28 July 2005 Edition
Memory is a powerful thing. There are certain memories that will stay with me for the rest of my life and they come into my mind when I least expect them. All it takes is something small to trigger them off, but they are powerful. They tap into some deep emotion hidden away at the back of my mind.
Like the time I was part of the march to free the Birmingham Six, running
through the streets of Dublin with thousands of people with a candle in my
hand chanting "they are innocent".
Or on 19 July in Managua, Nicaragua in 1984 with hundreds of thousands of the poorest people in that country celebrating the work that the Sandinista Government was trying to do to eradicate poverty and injustice. Or in South Africa in a stadium when Nelson Mandela addressed the crowd during and election rally in 1994. I remember spontaneously dancing down Castle Street in Belfast with Cruncher O'Neill at the first St Patrick's Carnival parade in Belfast, when over 90,000 people came out on the streets along with the sunshine. And I was so proud to be part of the Anti-Iraq war march with my husband and children with people from every corner of this island. These are memories which I treasure and when they come to me they come in colour. They are part of what make life great.
If I analyse why these events have remained with me it is because they are in technicolour, it is because I was one of the grains of sand that made up something amazing, something so important that 'the little people' came together and said 'enough is enough'. What also made them different is that there was a creative element to them. There were colourful banners (many homemade), witty posters and slogans (again homemade), the people at the rally wanted their village, or homeland, or pueblo or shantytown to be there and to be represented.
Republicans have a very important date and a very important rally coming up — it is a rally to commemorate 100 years of Sinn Féin. On Saturday September 24 the Céad Bliain Committee want every man, woman and child who are proud to be an Irish republican to come to Dublin, by bus, by car, by train, by bicycle, hitching, walking if necessary. We want every cumann in Ireland to be part of this. Get making your banner now, and get your townland, village on the historical map. We want every Sinn Féin elected representative in Ireland to be in Dublin that day to lead off this event. We want ex-political prisoners from all over Ireland and the organisations they are working with to join us. We want you to get your thinking caps on and dress up. Dress up as James Connolly, the pikemen and women, Michael Davitt, Countess Markievicz, Bobby Sands, sporting heroes of the last century, writers, whoever you admire or feel has made their mark. It is the day before the All Ireland Final in Croke Park — why not make a weekend of it.
We have a lot to celebrate, we have a lot to commemorate — over the past 100 years we have seen some of the most dynamic movements in Ireland. We have seen the heroic bravery of the men and women of 1916, the strength of the internees throughout the century, the power of the Civil Rights Movement, the suffragettes, the Hunger Strikers, the growth of the Irish Language Movement.

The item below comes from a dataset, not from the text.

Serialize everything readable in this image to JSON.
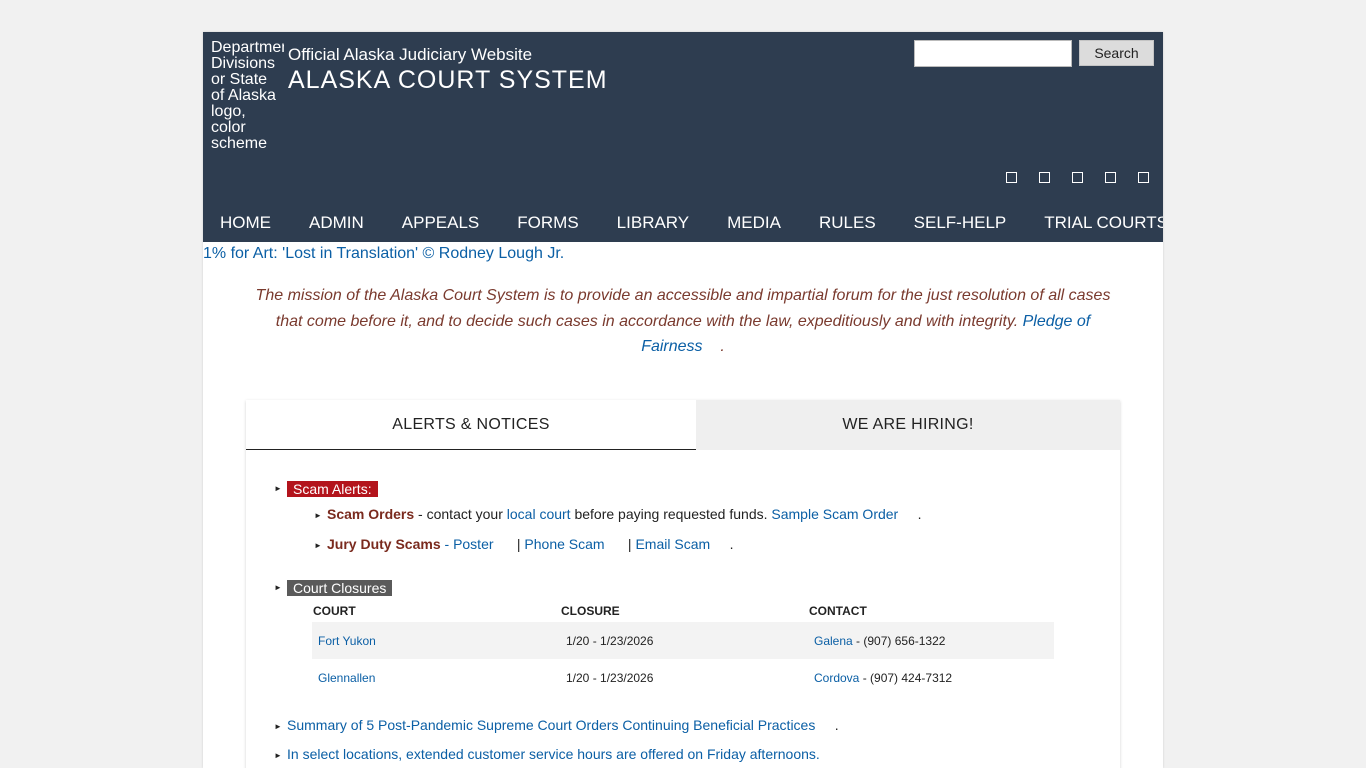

We have also seen Sinn Féin go from strength to strength and it is now the fastest growing and only All-Ireland party in the country and we are only just beginning — you ain't seen nothing yet! What makes it an exciting movement is that it is made up of people from all walks of life, urban and rural, young and old, people who want to see change on this island.
On September 24 we have an opportunity to stand together proud and strong, celebrating our past and looking forward with confidence to our future. We are living in historic times, our goals have not changed, we are building, block by block, an Ireland of equals, an Independent United Ireland.
Come and join us and make this a great event, a carnival atmosphere, get making your banners and posters and costumes. Start practising your street performing skills and bígí linn I mBaile Átha Cliath.
An Phoblacht Magazine
AN PHOBLACHT MAGAZINE:
- Don't miss your chance to get the second edition of the 2019 magazine, published to coincide with Easter Week
- This special edition which focuses on Irish Unity, features articles by Pearse Doherty, Dr Thomas Paul and Martina Anderson.
- Pearse sets out the argument for an United Ireland Economy whilst Pat Sheehan makes the case for a universally free all-island health service.
- Other articles include, ‘Ceist teanga in Éirinn Aontaithe’, ‘Getting to a new Ireland’ and ‘Ireland 1918-22: The people’s revolution’.